The announcement comes days before the games are set to start
Security concerns have mounted recently
The state of Rio de Janeiro will deploy nearly 14,000 security officers – about a third more than previously planned – during the coming Olympic and Paralympic Games, Military Police General Commander Edison Duarte said Monday.
Authorities plan to deploy more officers to the Barra da Tijuca area – the neighborhood where the Olympic Park, Athletes Village and most of the Olympic sporting arenas are located.
The contingent will be part of the 85,000 security officers that have been deployed to the city. In addition to Rio’s state police, members of the Brazilian Armed Forces, navy and out of state police will be on patrol throughout the city.
Duarte also announced more than 3,000 vehicles would be used for policing during the Games, as well as three blimps spread throughout the city that will transmit high resolution images in real time.
The recent security increase announcement comes as the Olympics are set to begin Friday. Though the Games are just days away, many worry that Rio isn’t safe or prepared enough to successfully host the quadrennial competition.
“The security costs are rising much quicker than the revenue that’s coming in from TV and tickets,” NYU professor and former NBA executive David Kahn told CNN, “This has been by far the saddest, most sorrowful runup to any Olympics we’ve had in modern time.”
Olympics chief Thomas Bach has said that he has full confidence in Rio to maintain security.
The Brazilian Ministry of Justice recently dismissed the security company it contracted to guard entrances and monitor X-ray machines at Olympic venues.
It said the country’s National Security Forces would take over the job.
The company was hired on July 1 to provide a 3,400 staff but recruited only 500 workers.

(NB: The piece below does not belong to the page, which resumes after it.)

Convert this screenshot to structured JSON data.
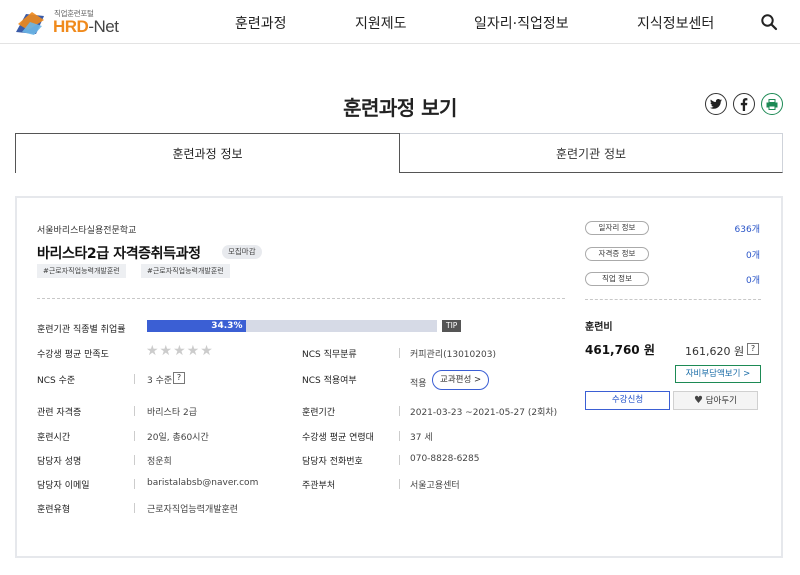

One man hired to run the machines told CNN his own concerns about the recruitment process. He said he was not asked to provide proof he had no criminal record and that he and other workers had only to complete a brief online course in order to be deemed qualified.
“The training course was very quick – there should have been more to it,” said the man who asked not to be identified as he still wanted to work for the contractor, though he complained he didn’t have a proper schedule and had not been paid expenses.
Brazil is also dealing with economic and political crises and concerns over the spread of the Zika virus, among other issues.
Journalist Claire Rigby contributed to this report